Published with permission of tbdSolutions.
Today, DHHS Secretary Alex Azar addressed the National Association of Medicaid Directors and announced new opportunities for innovative service delivery system design focused on adults with serious mental illness (SMI) and children with serious emotional disturbance. The Centers for Medicare and Medicaid Services (CMS) also sent a letter to State Medicaid Directors with more detail, including an opportunity for short term residential treatment in IMDs using Medicaid funds within a demonstration project.
“Today, CMS will be sending a letter to state Medicaid directors laying out how to apply for waivers for flexibility … to treat serious mental illness. … [W]e will strongly emphasize that inpatient treatment is just one part of what needs to be a complete continuum of care, and participating states will be expected to take action to improve community-based mental health care. There are effective methods for treating the seriously mentally ill in the outpatient setting, which have a strong track record of success and which this administration supports. … Both tools are necessary and both are too hard to access today” Alex M. Azar II, November 13, 2018.
We applaud these strong efforts and want to draw particular attention to the focus on an accessible crisis continuum, which was also a key priority in the Interdepartmental Serious Mental Illness Coordinating Committee (ISMICC) The Way Forward report to Congress and the NASMHPD Beyond Beds series of Technical Assistance Coalition Assessment Working Papers. The passage from the letter below is indicative of this focus:
Improved Access to Services Across the Continuum of Care Including Crisis Stabilization Services
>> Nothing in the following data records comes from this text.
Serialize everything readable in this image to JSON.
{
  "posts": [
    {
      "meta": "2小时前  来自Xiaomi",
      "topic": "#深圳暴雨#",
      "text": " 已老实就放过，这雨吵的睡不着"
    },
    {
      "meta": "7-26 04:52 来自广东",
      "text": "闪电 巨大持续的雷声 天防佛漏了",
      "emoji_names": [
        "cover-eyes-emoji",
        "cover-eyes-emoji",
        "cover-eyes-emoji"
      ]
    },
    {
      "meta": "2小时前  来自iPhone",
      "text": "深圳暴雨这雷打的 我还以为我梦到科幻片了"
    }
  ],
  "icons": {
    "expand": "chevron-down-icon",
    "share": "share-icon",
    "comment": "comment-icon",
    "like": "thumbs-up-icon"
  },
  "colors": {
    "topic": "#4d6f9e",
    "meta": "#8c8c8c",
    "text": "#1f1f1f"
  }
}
Adults with SMI and children with SED need access to a continuum of care since these conditions are often episodic and the severity of symptoms can vary over time. However, the only treatment options in many regions are inpatient care for acute treatment needs and outpatient care for less serious conditions and on-going maintenance therapy, with little availability of intermediate levels of care. As a result, individuals with serious mental health conditions often go into inpatient facilities or emergency departments when they could be better served in community-based settings. Furthermore, without the supports needed to help transition from acute care back into their communities, adults with SMI are at heightened risk for relapse and readmission. Mental health disorders are often the primary cause of hospital readmissions among adult Medicaid beneficiaries, indicating a need for more evidence-based community-based supports and services.
Strategies for ensuring individuals with SMI or SED are provided appropriate levels of care to meet their needs include encouraging use of evidence-based assessment tools, e.g. the LOCUS and CASII (or CALOCUS), that link clinical assessments with standardized “levels of care” using methods for matching the two. It is also important that the care provided to individuals with SMI or SED is trauma-informed. Another strategy is to increase availability of intensive outpatient and crisis stabilization programs designed to divert Medicaid beneficiaries from unnecessary stays in emergency departments (EDs) and inpatient facilities as well as criminal justice involvement. Core elements of crisis stabilization programs include regional or statewide crisis call centers coordinating access to care in real time, centrally deployed mobile crisis units available 24 hours a day and seven days a week, and short-term, sub-acute residential crisis stabilization programs.
References from the Letter to State Medicaid Directors included:
Brian Hepburn M.D.
Download the Letter